"I just got scared. I started sweating because he hissed and he was big."
Stebbings said the cougar ran for the bushes when he pulled out his keys to let himself into his garage, where he waited a few minutes before making the dash into his house.
When he came out some time later, ready to go to work, Stebbings said the cougar was still hiding under the bushes in his backyard.
That's when he called police.
Fish and Wildlife officers, working with police, tracked the cougar to its hiding place under the bushes.
According to police, they first tried to sedate the animal but failed as it was hidden under a tree and difficult to see. When the cougar started advancing on the officers, a police member shot and killed the animal.
"The animal was approaching the member — maybe it wasn't a full out run — it was sprinting towards the member and it was an unsedated animal, so (the officer) made the right decision to do what he had to do," Staff Sgt. Steve Jones said.
Facing a cougar is different than a deer or moose, he said.
"The cougar is a predator so we're very mindful of that," Jones said. "With any animal it can be unpredictable.
"Certainly when we're dealing with a predator, especially a large predator like a cougar, it raises the stakes and we have to make sure we're being very effective in our decision making in how we deal with it."
Police said it was the second reported cougar sighting in the city in as many days.
Police made right call: wildlife advocate
Cougars often travel along river valleys, which provide food, water and shelter, said Wayne Lowry, president of the Alberta Fish and Game Association, a wildlife preservation group.
Lowry said it's not surprising the cougar was spotted within city limits, noting that it could have been stalking prey along the river valley and then wandered in search of food.
"It kind of struck me that this was a larger, mature cougar, but he seemed a little skinny for what I would normally picture a cougar to be," Lowry said. "Which may (explain) the fact that the cougar was stretching out a little bit farther than he would normally to find a food source."
While Lowry said it's always ideal to relocate a larger prey animal, in this case he thinks police made the right decision to kill the cougar.
"Cougars are built to kill.
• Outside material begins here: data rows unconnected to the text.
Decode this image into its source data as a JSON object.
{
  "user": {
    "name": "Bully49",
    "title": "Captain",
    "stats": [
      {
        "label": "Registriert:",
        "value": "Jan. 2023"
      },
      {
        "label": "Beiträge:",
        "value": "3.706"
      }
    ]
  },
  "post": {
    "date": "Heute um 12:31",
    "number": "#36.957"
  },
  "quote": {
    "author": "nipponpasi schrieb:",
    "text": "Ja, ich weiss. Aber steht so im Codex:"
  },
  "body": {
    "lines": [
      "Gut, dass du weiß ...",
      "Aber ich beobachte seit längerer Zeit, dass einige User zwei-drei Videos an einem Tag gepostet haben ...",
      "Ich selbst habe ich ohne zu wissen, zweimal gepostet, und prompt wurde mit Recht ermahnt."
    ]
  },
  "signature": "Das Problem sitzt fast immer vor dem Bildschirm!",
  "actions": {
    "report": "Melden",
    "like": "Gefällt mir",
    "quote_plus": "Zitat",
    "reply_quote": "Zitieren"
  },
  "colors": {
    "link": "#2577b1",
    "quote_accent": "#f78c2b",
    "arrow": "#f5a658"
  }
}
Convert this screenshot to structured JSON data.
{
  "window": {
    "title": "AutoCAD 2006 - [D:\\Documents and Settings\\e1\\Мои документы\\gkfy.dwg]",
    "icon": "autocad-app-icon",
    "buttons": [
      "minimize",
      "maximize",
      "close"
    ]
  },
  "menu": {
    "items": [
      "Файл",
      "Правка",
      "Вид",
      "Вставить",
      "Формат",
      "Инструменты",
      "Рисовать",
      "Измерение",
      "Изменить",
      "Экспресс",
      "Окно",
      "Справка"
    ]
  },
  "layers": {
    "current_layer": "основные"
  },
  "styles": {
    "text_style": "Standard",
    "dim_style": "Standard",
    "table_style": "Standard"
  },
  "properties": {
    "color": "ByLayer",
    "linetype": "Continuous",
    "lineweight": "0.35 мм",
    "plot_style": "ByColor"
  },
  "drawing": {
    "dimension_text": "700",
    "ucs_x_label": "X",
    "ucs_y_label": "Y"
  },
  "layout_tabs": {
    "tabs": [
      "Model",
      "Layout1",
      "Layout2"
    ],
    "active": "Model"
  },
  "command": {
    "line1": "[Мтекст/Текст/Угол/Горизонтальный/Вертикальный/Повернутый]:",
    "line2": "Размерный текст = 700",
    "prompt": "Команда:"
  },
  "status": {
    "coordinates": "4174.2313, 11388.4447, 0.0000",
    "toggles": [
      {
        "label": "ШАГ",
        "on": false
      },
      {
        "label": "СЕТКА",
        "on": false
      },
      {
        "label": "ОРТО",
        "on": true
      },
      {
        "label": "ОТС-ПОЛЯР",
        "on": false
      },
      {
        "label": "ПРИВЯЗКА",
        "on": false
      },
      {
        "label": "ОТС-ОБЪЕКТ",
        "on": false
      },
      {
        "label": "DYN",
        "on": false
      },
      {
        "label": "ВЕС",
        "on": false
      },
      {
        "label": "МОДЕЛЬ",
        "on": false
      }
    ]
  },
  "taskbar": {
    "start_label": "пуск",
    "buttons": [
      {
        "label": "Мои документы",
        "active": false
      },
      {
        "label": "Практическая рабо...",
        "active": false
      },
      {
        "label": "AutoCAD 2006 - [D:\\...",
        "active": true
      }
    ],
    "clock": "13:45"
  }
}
They can take down prey that's four, five, six times as large as they are. And you can't deal with them lightly," he said.
"You can't approach them and be around them and not be on your guard. So any type of movement towards you, it can be quite threatening."
With files from the CBC's Lydia Neufeld